Preparing for a Move: 6 Easy Things to Declutter as You Pack

Moving is a big project that can seem a bit overwhelming, but it's also a wonderful opportunity to sort through your stuff and get rid of the excess. As Good Housekeeping suggests, moving is the ultimate decluttering opportunity, which not only helps you organize your belongings but also makes moving a little cheaper. It may seem too stressful to add this to your endless list of moving to-dos, but here are six easy things to put in the donate or trash pile when moving:

Cleaners, Chemicals, and Liquids

The first thing to declutter is any liquid in a bottle: cleaners, chemicals, perfumes, lotions, cooking oils, etc.  Not only do most people have an excess storage of these items that they'll never use (even though you had the best of intentions to start being a perfume wearer!), but most moving companies will ask you not to pack them anyway, and may not even allow it. This is because it's easy for leakages to happen, causing damage to your other items and maybe even becoming toxic while in storage. So play it safe and get rid of the liquids. 


The second easy item to clear out is excess clothing. Once again, most everyone has excess clothing that is hard to get rid of for mostly sentimental reasons. But when you're moving and overwhelmed with all your possessions, it becomes a little easier to be honest about which clothes you really want to keep. An easy rule of thumb for whether a piece of clothing is worth keeping is whether you've worn it in the last two years (or even one year, if you want to be really strict). If so, keep it! If not, it's probably an outdated item that had a good run or a well-intentioned piece that just didn't end up being your style. In either case, if it's been two years, give it away. 


The third set of items to look at is your books. These carry the same trappings and rules as clothes: you've got an excess because of sentimental reasons and good intentions, but if you haven't touched a particular book in two years, it's time to part ways. It's a hard process, but keep reminding yourself that this is why libraries are wonderful—so you can read books without storing them yourself! 

Papers and Magazines

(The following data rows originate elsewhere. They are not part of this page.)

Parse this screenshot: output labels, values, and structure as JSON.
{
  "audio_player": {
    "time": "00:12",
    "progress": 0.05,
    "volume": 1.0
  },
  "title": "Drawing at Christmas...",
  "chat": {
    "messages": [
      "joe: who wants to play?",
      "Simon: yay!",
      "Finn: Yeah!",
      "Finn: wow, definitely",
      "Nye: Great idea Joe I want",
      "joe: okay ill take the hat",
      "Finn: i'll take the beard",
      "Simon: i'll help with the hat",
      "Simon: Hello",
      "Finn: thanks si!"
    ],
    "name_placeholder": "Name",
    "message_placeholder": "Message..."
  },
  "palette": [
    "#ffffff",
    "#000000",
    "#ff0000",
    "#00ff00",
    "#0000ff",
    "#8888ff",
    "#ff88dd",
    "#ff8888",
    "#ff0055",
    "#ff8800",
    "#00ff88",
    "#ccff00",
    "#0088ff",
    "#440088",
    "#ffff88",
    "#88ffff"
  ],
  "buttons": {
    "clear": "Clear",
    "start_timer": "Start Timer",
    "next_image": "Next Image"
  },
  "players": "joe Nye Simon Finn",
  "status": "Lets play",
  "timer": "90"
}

Stacks of papers and magazines will be your fourth set of items to dejunk. Magazines are an easy throwaway item. There's really no reason to be moving a magazine from one home to another, especially since you'll be able to find any memorable article online if you need it in the future. Papers are a little harder. If they're worthy of a place in your filing cabinet (e.g., letters, bills, legal documents, photos), file them away and keep them there for the move. If a paper is not file-cabinet worthy, like a drawing from your niece or an expired coupon you intended to use, it's probably best to to say goodbye. 

Pantry Items

Fifth up is your pantry. You know there's expired food in there, but you've never got around to cleaning it out. Well now is your chance. It may be tedious, but the last thing you want to do is pay to move expired food to a new home and repack it into a new pantry. Absolutely not. Clean it out. And while you're at it, get rid of the nonexpired stuff that you bought thinking you might use but just haven't. If you don't use it in your routine cooking, give it to a neighbor who does. 

Unfinished Projects

Last, but certainly not least, is getting rid of unfinished projects: the skirt you were going to make out of an old dress, the table you were going to refinish, the antique frames you were going to build. Pinterest tricks the best of us into thinking we're capable of more DIY projects than we are, but don't let it trick you into thinking that if you didn't find time to finish it in this home, you'll somehow find time to do it in your next. Load them into your donation box.  

Moving brings a lot of positive opportunities, and one of those is to declutter your items and, by extension, your life.  Start with these six easy areas, and you'll be surprised how it helps you declutter the rest. When you know how much you'll need to move, contact a local moving service like Walsh Moving & Storage to get help with the loading.